All of Sheridan’s work contains characters like this in order for us to invest in the story without overt manipulation. He lets those without inexperience learn from those with it as well as allowing those with the capacity to change to do so. We don’t know more about anyone than we need and therefore aren’t coerced into making assumptions when letting everything unfold in its own time is enjoyment enough. We become the outsider (Olsen here much like Emily Blunt in Sicario) to experience a life we’re quick to dismiss as a one-dimensional talking point. Sheridan wants us to feel the sense of abandonment and inferiority these natives hold as a part of their identity because it’s their drive to keep going—to survive—regardless that inspires.
So we align ourselves with Lambert not as white savior, but someone who has embraced this life for his family and himself. He’s a friend (as evidenced by his relationship with Martin) and trusted equal (him being the go-to hunter to take out predators stalking the residents and their livestock). The one misstep in his construction comes from a constant tone of patronization when dealing with Jane—something that might very well be a product of Renner’s performance and Sheridan’s directing of it as “paternal” than the dialogue itself. Thankfully he’s also drawn as very methodical and pragmatic, his desire to show those going in the wrong direction why it’s wrong more to teach than demean. He hunts Natalie’s killer like a lion, tracking evidence instead of psychology.
And while this methodical hunt is the plot’s main thrust, Sheridan injects the necessary psychology anyway—the film’s greatest strength. He lets there be native stoicism with outsiders, but also heartfelt tears with their own. He allows a strain of vulnerability to influence characters that are often stereotypically rigid like cowboys (Lambert) and blue-collar contractors (Jon Bernthal‘s Matt), letting their instincts to fight come from a place of love rather than rage. Jane is also given complexity to know she’s both out of her depth and ready to sink or swim regardless. Tensions ultimately rise when their trail leads towards a destination that has as much potential to destroy them as it does provide answers, the resulting burst of violence uncompromising enough to allow for its obvious survivors.
So just like Hell or High Water dealt with its bank robberies and their perpetrators’ righteous motivations while also showcasing a world ravaged by poverty and forgotten by time, Wind River possesses more than meets the eye too.
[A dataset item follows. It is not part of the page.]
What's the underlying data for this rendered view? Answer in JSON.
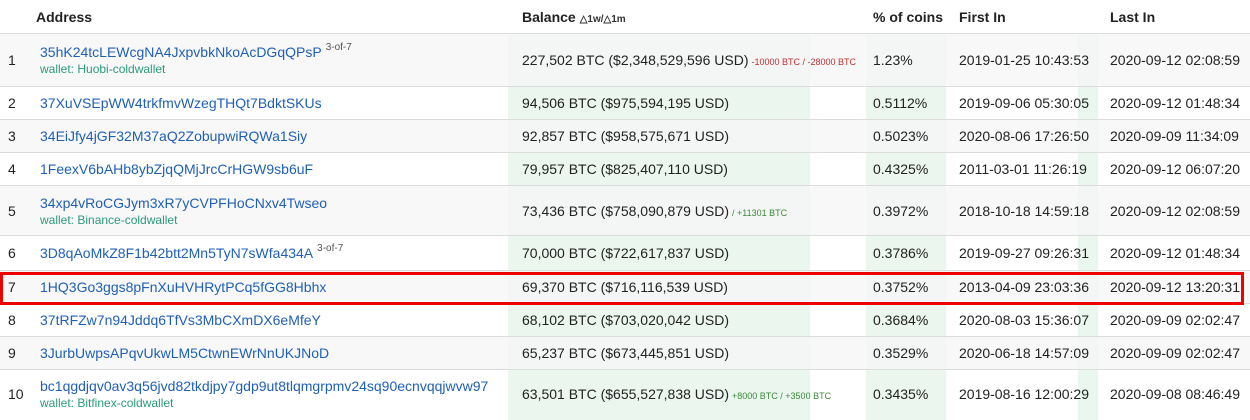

The drama to finding Natalie’s killer invests us so Sheridan can expose exactly what it’s like to live under the cruelty of a nation that stole everything you were before subsequently ensuring your reclamation of it was nearly impossible. We witness the way in which tragedies devastate and yet become accepted as an unavoidably unfortunate way of life decades of turmoil cemented. When your hands are tied from enacting the justice you so deserve, you fight for every victory anyway because it only takes one to inspire another generation’s pride.
 Elizabeth Olsen stars in Wind River Photo: Fred Hayes © 2017 The Weinstein Company. All Rights Reserved
 Hugh Dillon, Elizabeth Olsen and Graham Greene star in Wind River
Fred Hayes/The Weinstein Company © 2017 The Weinstein Company. All Rights Reserved
 Jeremy Renner and Gil Birmingham star in WIND RIVER
Fred Hayes © 2017 The Weinstein Company. All Rights Reserved